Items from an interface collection

== Segment start ==

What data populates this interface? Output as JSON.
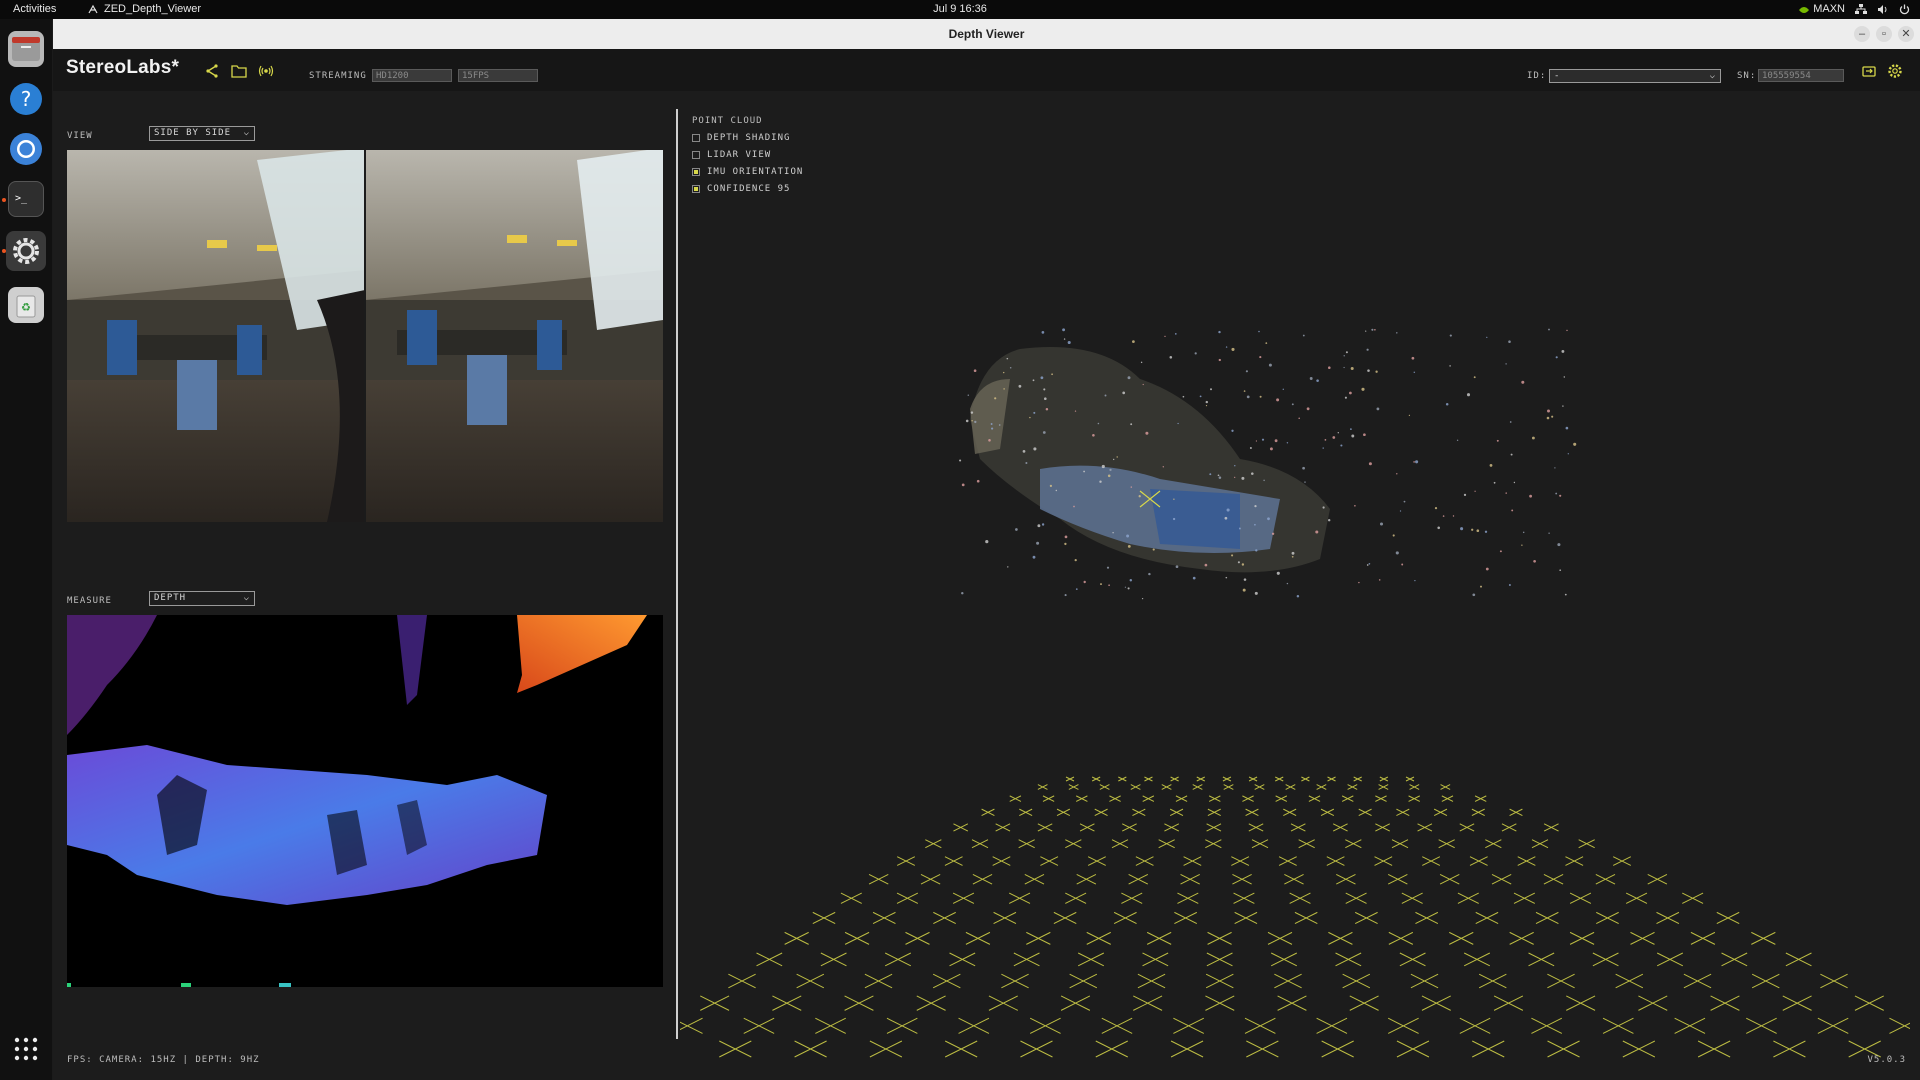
{
  "topbar": {
    "activities": "Activities",
    "app_name": "ZED_Depth_Viewer",
    "clock": "Jul 9  16:36",
    "power_mode": "MAXN"
  },
  "dock": {
    "apps": [
      "files-icon",
      "help-icon",
      "chromium-icon",
      "terminal-icon",
      "settings-icon",
      "trash-icon",
      "app-grid-icon"
    ]
  },
  "window": {
    "title": "Depth Viewer",
    "buttons": [
      "–",
      "▫",
      "✕"
    ]
  },
  "toolbar": {
    "brand": "StereoLabs*",
    "streaming_label": "STREAMING",
    "resolution_value": "HD1200",
    "fps_value": "15FPS",
    "id_label": "ID:",
    "id_value": "-",
    "sn_label": "SN:",
    "sn_value": "105559554"
  },
  "left": {
    "view_label": "VIEW",
    "view_value": "SIDE BY SIDE",
    "measure_label": "MEASURE",
    "measure_value": "DEPTH"
  },
  "point_cloud": {
    "title": "POINT CLOUD",
    "options": [
      {
        "label": "DEPTH SHADING",
        "checked": false
      },
      {
        "label": "LIDAR VIEW",
        "checked": false
      },
      {
        "label": "IMU ORIENTATION",
        "checked": true
      },
      {
        "label": "CONFIDENCE 95",
        "checked": true
      }
    ]
  },
  "status": {
    "fps_text": "FPS: CAMERA: 15HZ | DEPTH: 9HZ",
    "version": "V5.0.3"
  },
  "colors": {
    "accent": "#d8d84a",
    "background": "#1c1c1c",
    "depth_near": "#4a7be8",
    "depth_far": "#f06a1a"
  }
}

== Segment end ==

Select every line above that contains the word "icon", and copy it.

      "files-icon",
      "help-icon",
      "chromium-icon",
      "terminal-icon",
      "settings-icon",
      "trash-icon",
      "app-grid-icon"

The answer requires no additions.